Data provided:
>>
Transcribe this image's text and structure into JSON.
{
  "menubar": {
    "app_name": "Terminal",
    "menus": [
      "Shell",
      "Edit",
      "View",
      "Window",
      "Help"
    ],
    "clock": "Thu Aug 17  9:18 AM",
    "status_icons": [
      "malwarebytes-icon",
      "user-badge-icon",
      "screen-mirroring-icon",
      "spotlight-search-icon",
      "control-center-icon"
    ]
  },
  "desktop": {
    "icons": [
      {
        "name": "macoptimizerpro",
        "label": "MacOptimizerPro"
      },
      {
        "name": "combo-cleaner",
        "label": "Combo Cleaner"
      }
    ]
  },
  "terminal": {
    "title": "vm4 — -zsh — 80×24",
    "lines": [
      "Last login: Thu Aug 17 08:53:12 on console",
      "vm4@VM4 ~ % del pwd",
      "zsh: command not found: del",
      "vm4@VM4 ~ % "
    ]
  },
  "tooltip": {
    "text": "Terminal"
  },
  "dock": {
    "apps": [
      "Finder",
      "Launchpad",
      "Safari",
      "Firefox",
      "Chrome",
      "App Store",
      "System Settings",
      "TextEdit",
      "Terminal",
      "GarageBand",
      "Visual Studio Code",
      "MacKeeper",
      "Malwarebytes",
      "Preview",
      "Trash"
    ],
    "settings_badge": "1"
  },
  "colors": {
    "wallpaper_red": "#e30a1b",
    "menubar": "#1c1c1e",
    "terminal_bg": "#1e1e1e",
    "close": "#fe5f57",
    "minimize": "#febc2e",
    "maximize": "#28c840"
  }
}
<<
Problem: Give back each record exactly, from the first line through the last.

Response to the task:
Transcribe this image's text and structure into JSON.
{
  "menubar": {
    "app_name": "Terminal",
    "menus": [
      "Shell",
      "Edit",
      "View",
      "Window",
      "Help"
    ],
    "clock": "Thu Aug 17  9:18 AM",
    "status_icons": [
      "malwarebytes-icon",
      "user-badge-icon",
      "screen-mirroring-icon",
      "spotlight-search-icon",
      "control-center-icon"
    ]
  },
  "desktop": {
    "icons": [
      {
        "name": "macoptimizerpro",
        "label": "MacOptimizerPro"
      },
      {
        "name": "combo-cleaner",
        "label": "Combo Cleaner"
      }
    ]
  },
  "terminal": {
    "title": "vm4 — -zsh — 80×24",
    "lines": [
      "Last login: Thu Aug 17 08:53:12 on console",
      "vm4@VM4 ~ % del pwd",
      "zsh: command not found: del",
      "vm4@VM4 ~ % "
    ]
  },
  "tooltip": {
    "text": "Terminal"
  },
  "dock": {
    "apps": [
      "Finder",
      "Launchpad",
      "Safari",
      "Firefox",
      "Chrome",
      "App Store",
      "System Settings",
      "TextEdit",
      "Terminal",
      "GarageBand",
      "Visual Studio Code",
      "MacKeeper",
      "Malwarebytes",
      "Preview",
      "Trash"
    ],
    "settings_badge": "1"
  },
  "colors": {
    "wallpaper_red": "#e30a1b",
    "menubar": "#1c1c1e",
    "terminal_bg": "#1e1e1e",
    "close": "#fe5f57",
    "minimize": "#febc2e",
    "maximize": "#28c840"
  }
}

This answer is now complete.